At that meeting, Morrison was asked for comment about the alarming number of Aboriginal family centres that had recently been defunded or closed through introduction of the Indigenous Advancement Strategy. His response was that these services needed a ‘good clean out’ due to ‘rorting’. There is no evidence to back such an opinion. Instead, evaluations of community-controlled services have demonstrated they achieve good outcomes.

In comparison, the Coalition’s Indigenous Advancement Strategy has continuously been criticised in independent reviews and by grassroots organisations and experts. Under a Morrison-led Coalition, I expect even less funding will make its way to Aboriginal and Torres Strait Islander organisations and services, with more going to non-Indigenous organisations that are lacking in expertise.
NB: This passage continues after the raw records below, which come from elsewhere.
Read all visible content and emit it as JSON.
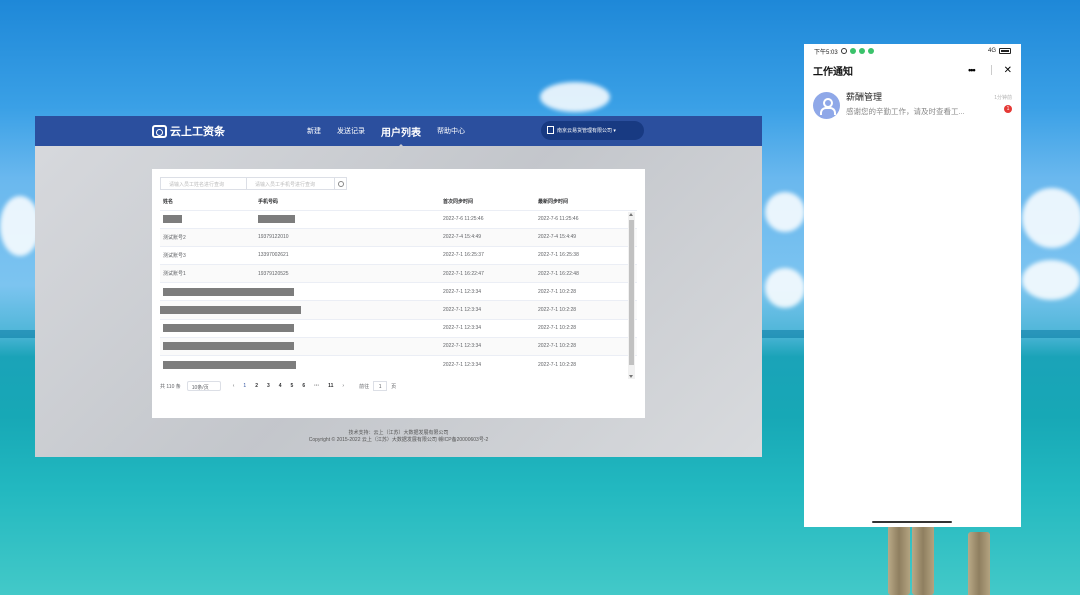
{
  "web": {
    "logo_text": "云上工资条",
    "nav": [
      {
        "label": "新建",
        "active": false
      },
      {
        "label": "发送记录",
        "active": false
      },
      {
        "label": "用户列表",
        "active": true
      },
      {
        "label": "帮助中心",
        "active": false
      }
    ],
    "org_name": "南京云易货管理有限公司 ▾",
    "search": {
      "placeholder_name": "请输入员工姓名进行查询",
      "placeholder_phone": "请输入员工手机号进行查询"
    },
    "table": {
      "headers": [
        "姓名",
        "手机号码",
        "首次同步时间",
        "最新同步时间"
      ],
      "rows": [
        {
          "name": "",
          "phone": "",
          "first": "2022-7-6 11:25:46",
          "last": "2022-7-6 11:25:46"
        },
        {
          "name": "测试账号2",
          "phone": "19379122010",
          "first": "2022-7-4 15:4:49",
          "last": "2022-7-4 15:4:49"
        },
        {
          "name": "测试账号3",
          "phone": "13397002621",
          "first": "2022-7-1 16:25:37",
          "last": "2022-7-1 16:25:38"
        },
        {
          "name": "测试账号1",
          "phone": "19379120525",
          "first": "2022-7-1 16:22:47",
          "last": "2022-7-1 16:22:48"
        },
        {
          "name": "",
          "phone": "",
          "first": "2022-7-1 12:3:34",
          "last": "2022-7-1 10:2:28"
        },
        {
          "name": "",
          "phone": "",
          "first": "2022-7-1 12:3:34",
          "last": "2022-7-1 10:2:28"
        },
        {
          "name": "",
          "phone": "",
          "first": "2022-7-1 12:3:34",
          "last": "2022-7-1 10:2:28"
        },
        {
          "name": "",
          "phone": "",
          "first": "2022-7-1 12:3:34",
          "last": "2022-7-1 10:2:28"
        },
        {
          "name": "",
          "phone": "",
          "first": "2022-7-1 12:3:34",
          "last": "2022-7-1 10:2:28"
        }
      ]
    },
    "pager": {
      "total": "共 110 条",
      "page_size": "10条/页",
      "prev": "‹",
      "pages": [
        "1",
        "2",
        "3",
        "4",
        "5",
        "6",
        "···",
        "11"
      ],
      "next": "›",
      "goto_label": "前往",
      "goto_value": "1",
      "goto_suffix": "页"
    },
    "footer": {
      "line1": "技术支持：云上（江苏）大数据发展有限公司",
      "line2": "Copyright © 2015-2022 云上（江苏）大数据发展有限公司 赣ICP备20000603号-2"
    }
  },
  "phone": {
    "status_time": "下午5:03",
    "status_right": "4G",
    "header_title": "工作通知",
    "more": "•••",
    "close": "✕",
    "notice": {
      "name": "薪酬管理",
      "message": "感谢您的辛勤工作，请及时查看工...",
      "time": "1分钟前",
      "badge": "1"
    }
  }
}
Senator Nigel Scullion has been the Minister for Indigenous Affairs since 2013. He has been criticised for his handling of the Indigenous Advancement Strategy, his failure to act in a timely manner over the child abuse at Don Dale youth detention centre, his inappropriate claims about deaths in custody, an outlandish statement about vegemite moonshine, his attempts to censure the Indigenous Land Corporation and other actions that demonstrate he lacks the skills for the portfolio.

And rounding off the unholy trinity is Abbott. Morrison has offered to create a position of special envoy for Indigenous Affairs for Tony Abbott. Abbott is still considering this offer. With his past record, many Aboriginal and Torres Strait Islander people will be hoping he says no.

Just because Abbott has constantly declared his ‘passion’ for Indigenous Affairs, does not mean it’s an area he in which should be working. Even before he declared himself a Prime Minister for Indigenous Affairs, Abbott failed to demonstrate suitable capabilities for this role.

He has not demonstrated cultural competency or proper respect for Aboriginal and Torres Strait Islander peoples and cultures.

Abbott publicly whitewashes Australian history and habitually erases First Peoples in speeches. He has not demonstrated cultural competency or proper respect for Aboriginal and Torres Strait Islander peoples and cultures.

The Council Of Australian Government’s Closing the Gap strategies continued to under-perform when Abbott was Prime Minister. He stated that First Peoples living on their ancestral country was a ‘lifestyle choice’ and they do not deserve access to the same essential services, infrastructure and health care that other Australians enjoy.

In the coming days, possibly longer if Abbott accepts the position of special envoy, people will be recollecting the abysmal failures that Abbott made in his previous role. While others will be predicting the failures to come with Morrison, Scullion and Abbott’s leadership of Indigenous affairs.

As we get closer to the federal election, the Coalition government, under the leadership of Scott Morrison, is a ‘watch this space’ proposition. For some, there is a mix of dread for the future and a recollection of last century draconian policies that caused generational disadvantages for First Peoples.

Despite the evidence and umpteen opportunities to move towards a fairer nation that owns up to its dark colonial history… here we are again.


Karen Wyld is a consultant, author and freelance writer of Martu heritage, living in South Australia. She has a background in social research, training, community development, social housing and Aboriginal community-controlled health.